_The problem_
Repeat, word for word, all the data that follows, and exclude the pictures.

(Data records for software interfaces)
#####

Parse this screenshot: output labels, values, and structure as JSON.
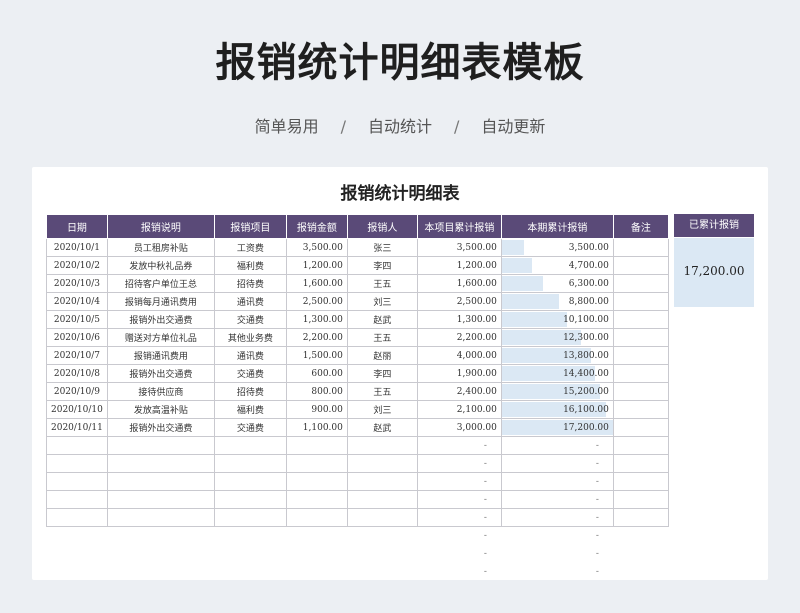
{
  "page": {
    "title": "报销统计明细表模板",
    "subtitle": [
      "简单易用",
      "自动统计",
      "自动更新"
    ],
    "separator": "/"
  },
  "sheet": {
    "title": "报销统计明细表",
    "headers": [
      "日期",
      "报销说明",
      "报销项目",
      "报销金额",
      "报销人",
      "本项目累计报销",
      "本期累计报销",
      "备注"
    ],
    "rows": [
      {
        "date": "2020/10/1",
        "desc": "员工租房补贴",
        "item": "工资费",
        "amount": "3,500.00",
        "person": "张三",
        "item_total": "3,500.00",
        "period_total": "3,500.00",
        "period_ratio": 0.2035,
        "note": ""
      },
      {
        "date": "2020/10/2",
        "desc": "发放中秋礼品券",
        "item": "福利费",
        "amount": "1,200.00",
        "person": "李四",
        "item_total": "1,200.00",
        "period_total": "4,700.00",
        "period_ratio": 0.2733,
        "note": ""
      },
      {
        "date": "2020/10/3",
        "desc": "招待客户单位王总",
        "item": "招待费",
        "amount": "1,600.00",
        "person": "王五",
        "item_total": "1,600.00",
        "period_total": "6,300.00",
        "period_ratio": 0.3663,
        "note": ""
      },
      {
        "date": "2020/10/4",
        "desc": "报销每月通讯费用",
        "item": "通讯费",
        "amount": "2,500.00",
        "person": "刘三",
        "item_total": "2,500.00",
        "period_total": "8,800.00",
        "period_ratio": 0.5116,
        "note": ""
      },
      {
        "date": "2020/10/5",
        "desc": "报销外出交通费",
        "item": "交通费",
        "amount": "1,300.00",
        "person": "赵武",
        "item_total": "1,300.00",
        "period_total": "10,100.00",
        "period_ratio": 0.5872,
        "note": ""
      },
      {
        "date": "2020/10/6",
        "desc": "赠送对方单位礼品",
        "item": "其他业务费",
        "amount": "2,200.00",
        "person": "王五",
        "item_total": "2,200.00",
        "period_total": "12,300.00",
        "period_ratio": 0.7151,
        "note": ""
      },
      {
        "date": "2020/10/7",
        "desc": "报销通讯费用",
        "item": "通讯费",
        "amount": "1,500.00",
        "person": "赵丽",
        "item_total": "4,000.00",
        "period_total": "13,800.00",
        "period_ratio": 0.8023,
        "note": ""
      },
      {
        "date": "2020/10/8",
        "desc": "报销外出交通费",
        "item": "交通费",
        "amount": "600.00",
        "person": "李四",
        "item_total": "1,900.00",
        "period_total": "14,400.00",
        "period_ratio": 0.8372,
        "note": ""
      },
      {
        "date": "2020/10/9",
        "desc": "接待供应商",
        "item": "招待费",
        "amount": "800.00",
        "person": "王五",
        "item_total": "2,400.00",
        "period_total": "15,200.00",
        "period_ratio": 0.8837,
        "note": ""
      },
      {
        "date": "2020/10/10",
        "desc": "发放高温补贴",
        "item": "福利费",
        "amount": "900.00",
        "person": "刘三",
        "item_total": "2,100.00",
        "period_total": "16,100.00",
        "period_ratio": 0.936,
        "note": ""
      },
      {
        "date": "2020/10/11",
        "desc": "报销外出交通费",
        "item": "交通费",
        "amount": "1,100.00",
        "person": "赵武",
        "item_total": "3,000.00",
        "period_total": "17,200.00",
        "period_ratio": 1.0,
        "note": ""
      }
    ],
    "empty_rows": 5,
    "tail_rows": 3,
    "dash": "-",
    "side_header": "已累计报销",
    "side_total": "17,200.00"
  }
}
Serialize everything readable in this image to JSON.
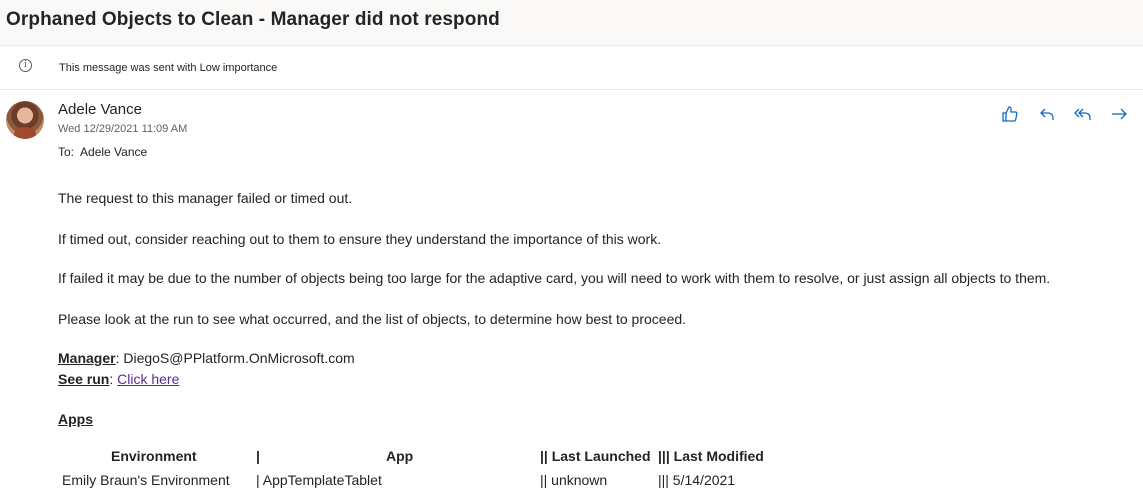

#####

_Written solution_
Parse this screenshot: output labels, values, and structure as JSON.
{
  "page": {
    "title": "报销统计明细表模板",
    "subtitle": [
      "简单易用",
      "自动统计",
      "自动更新"
    ],
    "separator": "/"
  },
  "sheet": {
    "title": "报销统计明细表",
    "headers": [
      "日期",
      "报销说明",
      "报销项目",
      "报销金额",
      "报销人",
      "本项目累计报销",
      "本期累计报销",
      "备注"
    ],
    "rows": [
      {
        "date": "2020/10/1",
        "desc": "员工租房补贴",
        "item": "工资费",
        "amount": "3,500.00",
        "person": "张三",
        "item_total": "3,500.00",
        "period_total": "3,500.00",
        "period_ratio": 0.2035,
        "note": ""
      },
      {
        "date": "2020/10/2",
        "desc": "发放中秋礼品券",
        "item": "福利费",
        "amount": "1,200.00",
        "person": "李四",
        "item_total": "1,200.00",
        "period_total": "4,700.00",
        "period_ratio": 0.2733,
        "note": ""
      },
      {
        "date": "2020/10/3",
        "desc": "招待客户单位王总",
        "item": "招待费",
        "amount": "1,600.00",
        "person": "王五",
        "item_total": "1,600.00",
        "period_total": "6,300.00",
        "period_ratio": 0.3663,
        "note": ""
      },
      {
        "date": "2020/10/4",
        "desc": "报销每月通讯费用",
        "item": "通讯费",
        "amount": "2,500.00",
        "person": "刘三",
        "item_total": "2,500.00",
        "period_total": "8,800.00",
        "period_ratio": 0.5116,
        "note": ""
      },
      {
        "date": "2020/10/5",
        "desc": "报销外出交通费",
        "item": "交通费",
        "amount": "1,300.00",
        "person": "赵武",
        "item_total": "1,300.00",
        "period_total": "10,100.00",
        "period_ratio": 0.5872,
        "note": ""
      },
      {
        "date": "2020/10/6",
        "desc": "赠送对方单位礼品",
        "item": "其他业务费",
        "amount": "2,200.00",
        "person": "王五",
        "item_total": "2,200.00",
        "period_total": "12,300.00",
        "period_ratio": 0.7151,
        "note": ""
      },
      {
        "date": "2020/10/7",
        "desc": "报销通讯费用",
        "item": "通讯费",
        "amount": "1,500.00",
        "person": "赵丽",
        "item_total": "4,000.00",
        "period_total": "13,800.00",
        "period_ratio": 0.8023,
        "note": ""
      },
      {
        "date": "2020/10/8",
        "desc": "报销外出交通费",
        "item": "交通费",
        "amount": "600.00",
        "person": "李四",
        "item_total": "1,900.00",
        "period_total": "14,400.00",
        "period_ratio": 0.8372,
        "note": ""
      },
      {
        "date": "2020/10/9",
        "desc": "接待供应商",
        "item": "招待费",
        "amount": "800.00",
        "person": "王五",
        "item_total": "2,400.00",
        "period_total": "15,200.00",
        "period_ratio": 0.8837,
        "note": ""
      },
      {
        "date": "2020/10/10",
        "desc": "发放高温补贴",
        "item": "福利费",
        "amount": "900.00",
        "person": "刘三",
        "item_total": "2,100.00",
        "period_total": "16,100.00",
        "period_ratio": 0.936,
        "note": ""
      },
      {
        "date": "2020/10/11",
        "desc": "报销外出交通费",
        "item": "交通费",
        "amount": "1,100.00",
        "person": "赵武",
        "item_total": "3,000.00",
        "period_total": "17,200.00",
        "period_ratio": 1.0,
        "note": ""
      }
    ],
    "empty_rows": 5,
    "tail_rows": 3,
    "dash": "-",
    "side_header": "已累计报销",
    "side_total": "17,200.00"
  }
}
Serialize everything readable in this image to JSON.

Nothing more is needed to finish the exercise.